VIENNA, Austria – A report by the U.N. nuclear agency leaked to the press on Thursday shows Iran has slowed nuclear enrichment work over the past month but continues experiments with the technology that world powers fear might be misused to make nuclear arms.
The confidential report, which was circulated among the International Atomic Energy Agency's 35 member nations, also indicated that nuclear inspectors have made little progress on clearing up other worrying aspects of Tehran's past nuclear activity.
Specifically, the three-page report said Iran still had declined to answer requests to clarify statements by President Mahmoud Ahmadinejad that his country had experimented with advanced centrifuges that speed up enrichment,
Iran also has refused to provide extra information on a document showing how to compress fissile material into the shape of warheads, said the report. As well, it declined requests for key interviews of nuclear officials linked to potentially worrying finds by IAEA inspectors, and had not met additional requests for more information on an experimental enrichment project and tests and documents that could heave nuclear weapons applications.

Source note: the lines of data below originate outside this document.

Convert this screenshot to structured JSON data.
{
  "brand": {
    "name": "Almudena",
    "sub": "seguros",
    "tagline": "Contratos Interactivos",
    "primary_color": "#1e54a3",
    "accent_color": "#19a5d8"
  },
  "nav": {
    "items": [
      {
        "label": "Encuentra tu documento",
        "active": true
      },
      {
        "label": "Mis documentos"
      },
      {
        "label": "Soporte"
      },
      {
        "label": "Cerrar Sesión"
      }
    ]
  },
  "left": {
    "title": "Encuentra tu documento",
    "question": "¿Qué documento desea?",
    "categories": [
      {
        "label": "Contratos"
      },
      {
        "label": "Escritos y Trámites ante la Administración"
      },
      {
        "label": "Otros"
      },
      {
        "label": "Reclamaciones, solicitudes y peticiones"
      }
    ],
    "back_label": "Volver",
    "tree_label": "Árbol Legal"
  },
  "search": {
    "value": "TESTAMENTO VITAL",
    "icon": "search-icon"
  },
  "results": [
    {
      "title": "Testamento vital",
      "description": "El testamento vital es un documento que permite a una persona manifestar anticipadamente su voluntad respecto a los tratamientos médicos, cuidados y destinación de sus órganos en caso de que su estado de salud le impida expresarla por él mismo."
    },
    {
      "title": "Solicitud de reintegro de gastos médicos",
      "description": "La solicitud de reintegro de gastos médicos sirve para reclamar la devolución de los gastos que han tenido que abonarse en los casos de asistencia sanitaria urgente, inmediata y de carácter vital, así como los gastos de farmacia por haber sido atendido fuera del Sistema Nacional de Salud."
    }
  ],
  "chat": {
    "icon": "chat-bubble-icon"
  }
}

A senior U.N. official familiar with the report, who demanded anonymity in exchange for discussing its confidential contents, said it contained nothing that significantly hardens or diminishes concerns about its nuclear ambitions since the last IAEA report in late April.
The report, by IAEA chief Mohamed ElBaradei was prepared for Monday's board meeting of the agency and amid delicate diplomatic maneuvering by six world powers focused on enticing Tehran into negotiations aimed at ultimately persuading it to give up enrichment domestically.
EU foreign policy chief Javier Solana earlier this week gave Iranian officials a package of potential rewards if Tehran cooperates was given to senior Iranian officials. Initial Iranian reaction has been mixed. Officials there said they would look at the proposals but indicated they were not prepared to give up enrichment totally.
While the report said that "Iran is continuing work" on setting up enrichment facilities in addition to one it used to process uranium gas through 164 centrifuges in April, it suggested such activities had slowed before Tuesday, when it resumed larger-scale work using those 164 machines.
While the slowdown could reflect a decision by Iran to send a positive signal to the six nations hoping for new talks on the issue, the senior U.N. official said other reasons -- including possible technical difficulties -- could have accounted for the lessened enrichment activity.